• What's the point of speculating the reason behind the leave of Andre? It is just another form of disrespect to him. – user99914 Jul 19 '18 at 1:28
• This is not an question but an unrelated rant – user223391 Jul 19 '18 at 1:33
• @Zachary, I'd say it's a question wrapped in a rant. The question part could be useful, if the rant part were discarded. – Gerry Myerson Jul 19 '18 at 2:38
• OK, I see "self-indulgent", and I think the reason my search missed it may be that Google can't see hidden comments. I don't see "special treatment" there. And I do see people sticking up for Andre. – Gerry Myerson Jul 19 '18 at 6:15

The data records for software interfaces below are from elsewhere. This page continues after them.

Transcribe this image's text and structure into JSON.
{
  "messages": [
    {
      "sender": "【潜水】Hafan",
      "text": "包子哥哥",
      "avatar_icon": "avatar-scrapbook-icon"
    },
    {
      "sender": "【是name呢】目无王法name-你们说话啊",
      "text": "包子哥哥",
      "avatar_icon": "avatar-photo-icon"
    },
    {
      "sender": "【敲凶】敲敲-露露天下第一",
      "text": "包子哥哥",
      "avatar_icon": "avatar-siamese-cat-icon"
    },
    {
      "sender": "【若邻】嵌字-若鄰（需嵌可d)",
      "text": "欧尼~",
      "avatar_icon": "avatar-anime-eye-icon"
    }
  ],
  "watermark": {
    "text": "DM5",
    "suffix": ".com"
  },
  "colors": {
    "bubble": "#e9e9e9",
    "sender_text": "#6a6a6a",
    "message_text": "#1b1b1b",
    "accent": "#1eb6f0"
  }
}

• When you put something in quotation marks, as if you're quoting someone, it's expected that it's actually a quotation, not an implication. – Gerry Myerson Jul 19 '18 at 7:14
• I undeleted this post. I think in discussions of what should be asked in elections we should be especially open. I don't endorse this post in any way. But OP has a right to have their question heard. Yes there is a bit of unrelated commentary there, but it is not as bad as to warrant deletion, in my opinion. – quid Jul 19 '18 at 17:39
• If somebody will explain why this must be deleted I'll consider it. But please don't try to delete it again without discussion. – quid Jul 19 '18 at 20:11
• @GerryMyerson that del-undel and alike is a well-used mod-hack to "clear" votes. It does not work all that well for del, as they can be recast (unlike close votes). – quid Jul 20 '18 at 0:37
• "mod-hack" is a euphemism for "subvert the rules", @quid ? – Gerry Myerson Jul 20 '18 at 0:46
• @GerryMyerson I would not know which rule would be subverted there. Anyway it's common practice. I am surprised you even ask about it. You should have seen it often, here and elsewhere. – quid Jul 20 '18 at 1:10
• @quid, if SE wanted moderators to be able to "clear votes", then I expect they would have given moderators a straightforward way to do that, the same way they give moderators a straightforward way to close questions, delete comments, and so on. So I reckon your mod-hack is a way to do things SE never intended for moderators to do. Also, never underestimate my ability to be oblivious to things other people think I should have seen. – Gerry Myerson Jul 20 '18 at 4:04
• @Gerry well, let's see. If a mod deletes a post that was undeleted then SE wants that users cannot undo this. SE also gives mods the ability to make sure that a post they do not want deleted in fact cannot be deleted by users (via a lock). As a combination of these two I would say my attempt to keep a post undeleted while avoiding the side effects of a lock is quite in line with related abilities granted to me specifically by SE. Also note what John Ma said. If you want to further discuss this, here is a room for this chat.stackexchange.com/rooms/80239/d-election – quid Jul 20 '18 at 6:56
• @JohnMa exactly, so, related to what Gerry said t it seems I should be well in my right to do this. The inconvenience of waiting for delete is that then it will be deleted for some non-trivial time.The reason for my action was to avoid a "blinking" post (or to minimize the frequency at least), which would sometimes be deleted until I notice etc. The other thing is that it would show up in list of posts that have delete votes which might attract further votes or attention. Yes, I noticed that vote, thanks. I'll leave it for now. If it stays at one, it does not matter, at 2 I'll clear again. – quid Jul 20 '18 at 7:04
• @amWhy my first undelete vote was the third vote (nothing unilateral about that). When casting this vote I wrote a comment asking that if somebody wants the post deleted they discuss it with me and do not just vote to delete again. – quid Jul 20 '18 at 22:33
• @amWhy in my first comment I said "Yes there is a bit of unrelated commentary there, but it is not as bad as to warrant deletion, in my opinion." This was meant to communicate that we should be especially tolerant in such a thread, but that there are still limits. Regarding the shower question specifically, if you care to know this and could explain why you care to know this, please feel free to ask the question. It is a bit intrusive in my opinion, but maybe not as bad as to warrant deletion. Would you ask,about still more intimate subjects, I would likely intervene. – quid Jul 20 '18 at 22:45